As such, it is quite an emotional experience. And, once you add the complexities of both seller’s and buyer’s emotions and needs to all the details and coordination of working with inspectors, appraisers, lenders, repairmen, title companies and everyone else involved in a transaction, it really helps to have someone with the ability to not only coordinate the many details, but keep everyone involved informed and in sync with the process while, critically, making the entire process for your client as smooth and uneventful as possible. To me, this is a working environment that mirrors what I did with associations, the only difference is that instead of my clients being the entire membership of 50,000 or more, my clients are single individuals or families.
RF: Do you find it as rewarding working for a single client instead of for thousands at a time?
Michael: Absolutely! The time and effort necessary to accomplish something on a national or international level is incredible. So many people are involved, it can take years, and in the end, for those who participated, it is satisfying, but in a “detached” way.
In real estate, transactions happen within a specified time frame. And, while many professionals are involved, they are identifiable and usually remain the same throughout the transaction. When it is over, they can all share the satisfaction of having done their best in a more personal and immediate way.
For me, it is so much more satisfying to be able to look into the eyes of my clients and know I’ve done my best for them and see that they are pleased and feel that I have really done everything possible to help them through a major lifetime experience.
RF: So, you think you will stay in real estate?

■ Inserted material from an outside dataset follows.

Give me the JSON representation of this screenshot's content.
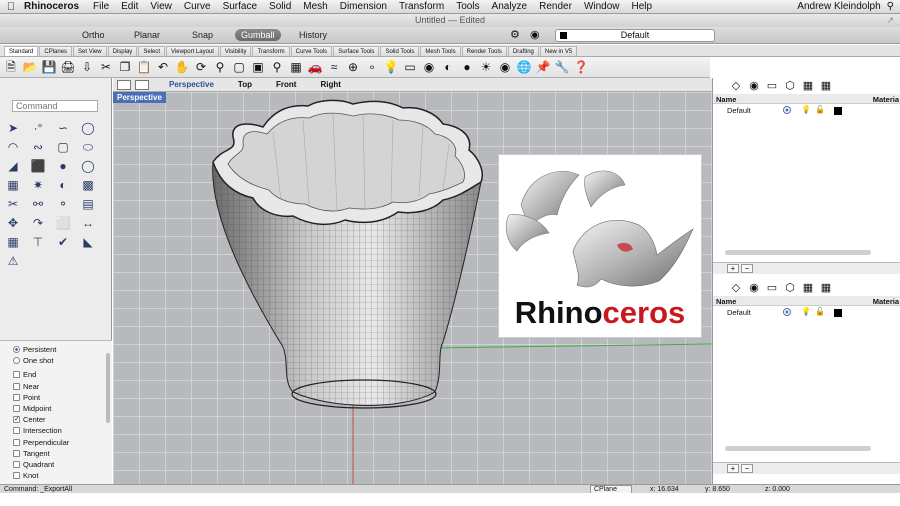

Michael: Again, absolutely! I thrive on the challenge of successfully coordinating all the various facets of a transaction. I enjoy negotiating on behalf of my clients and effectively managing their transaction with the knowledge that I can literally save them thousands of dollars if they are my buyers, or make them thousands more if they are my sellers. Yes, I intend to help people and families in Arizona for a long time to come.